The real odds of something happening. The odds offered by the casino are designed to be less than the true odds and to provide a house edge to guarantee a constantly better return than that of players.
Turnover is the expression used to describe the amount wagered. It is all the money bet before any winnings are paid out or losses incurred. It does not include any additional charges that may also be paid at the point of purchase, such as the selling agents' commission in the case of lotteries.
Venue support worker (VSW)
This role supports venues in responsible gambling practices, in accordance with approved Responsible Gambling Codes of Conduct. Trained through the Venue Support Program, the worker is required to identify and respond to signs of distress of patrons that may be related to high risk gambling.
Victorian Civil and Administrative Tribunal (VCAT)
Established under the Victorian Civil and Administrative Tribunal Act 1998, VCAT commenced operation in 1998, amalgamating 15 boards and tribunals to offer a 'one-stop-shop' to deal with a range of disputes.
Victorian Commission for Gambling and Liquor Regulation (VCGLR, the commission)
The commission is the independent statutory authority which regulates Victoria's gambling and liquor industries. The commission conducts hearings (both public and private) on matters such as approval for proposed gaming premises, or requests for increased gaming machines.
Video lottery terminal (VLT)
Similar in look to a pokie machine, this is a stand-alone device that allows the player to bet on the outcome of a video game. VLTs are considered to be uniquely addictive as they have unparalleled speed of play and speediness of returns.

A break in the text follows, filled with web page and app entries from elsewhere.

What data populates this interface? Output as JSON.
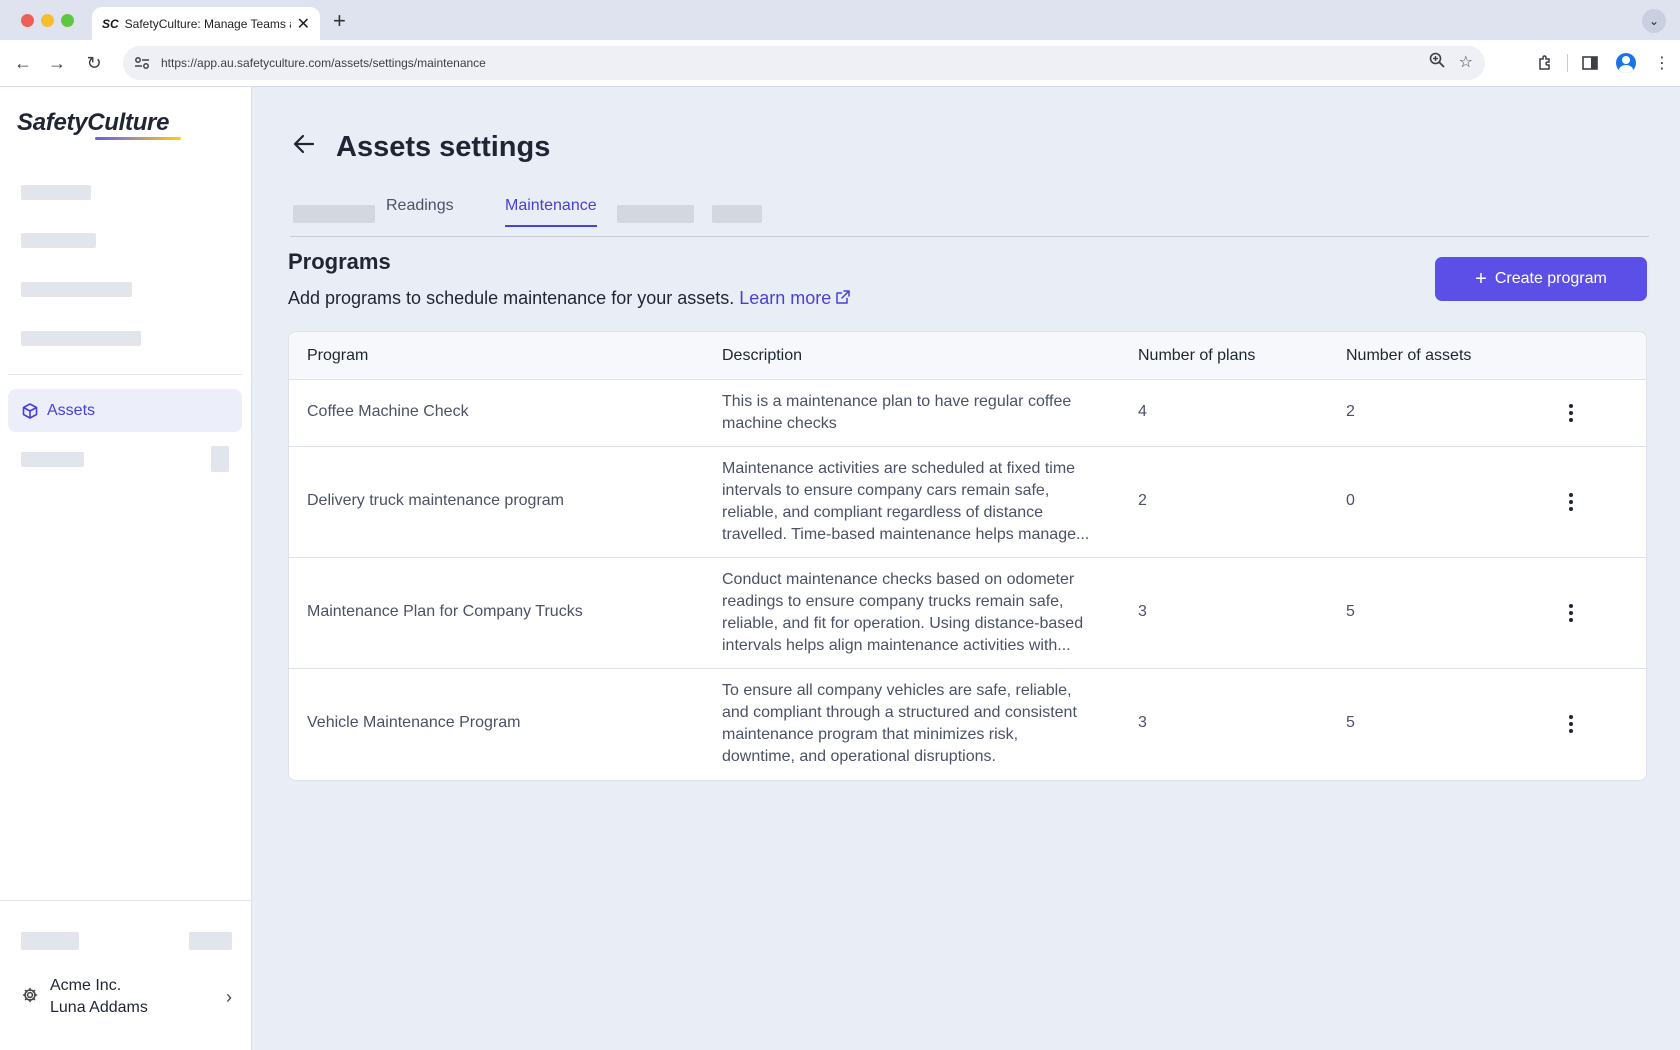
{
  "browser": {
    "tab_favicon": "SC",
    "tab_title": "SafetyCulture: Manage Teams and...",
    "url": "https://app.au.safetyculture.com/assets/settings/maintenance"
  },
  "sidebar": {
    "logo_text": "SafetyCulture",
    "active_item": "Assets",
    "org_name": "Acme Inc.",
    "user_name": "Luna Addams"
  },
  "page": {
    "title": "Assets settings",
    "tabs": [
      "Readings",
      "Maintenance"
    ],
    "active_tab": "Maintenance"
  },
  "programs": {
    "title": "Programs",
    "description": "Add programs to schedule maintenance for your assets.",
    "learn_more": "Learn more",
    "create_button": "Create program",
    "columns": [
      "Program",
      "Description",
      "Number of plans",
      "Number of assets"
    ],
    "rows": [
      {
        "program": "Coffee Machine Check",
        "description_lines": [
          "This is a maintenance plan to have regular coffee",
          "machine checks"
        ],
        "plans": "4",
        "assets": "2"
      },
      {
        "program": "Delivery truck maintenance program",
        "description_lines": [
          "Maintenance activities are scheduled at fixed time",
          "intervals to ensure company cars remain safe,",
          "reliable, and compliant regardless of distance",
          "travelled. Time-based maintenance helps manage..."
        ],
        "plans": "2",
        "assets": "0"
      },
      {
        "program": "Maintenance Plan for Company Trucks",
        "description_lines": [
          "Conduct maintenance checks based on odometer",
          "readings to ensure company trucks remain safe,",
          "reliable, and fit for operation. Using distance-based",
          "intervals helps align maintenance activities with..."
        ],
        "plans": "3",
        "assets": "5"
      },
      {
        "program": "Vehicle Maintenance Program",
        "description_lines": [
          "To ensure all company vehicles are safe, reliable,",
          "and compliant through a structured and consistent",
          "maintenance program that minimizes risk,",
          "downtime, and operational disruptions."
        ],
        "plans": "3",
        "assets": "5"
      }
    ]
  },
  "colors": {
    "accent": "#5b4fe8",
    "link": "#4a3fd6",
    "background": "#e9edf6"
  }
}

The term wagering is used to refer officially to bets placed on racing and sporting events. It is used as a term for a distinct form of gambling, in contrast with betting on poker machines or buying lottery tickets.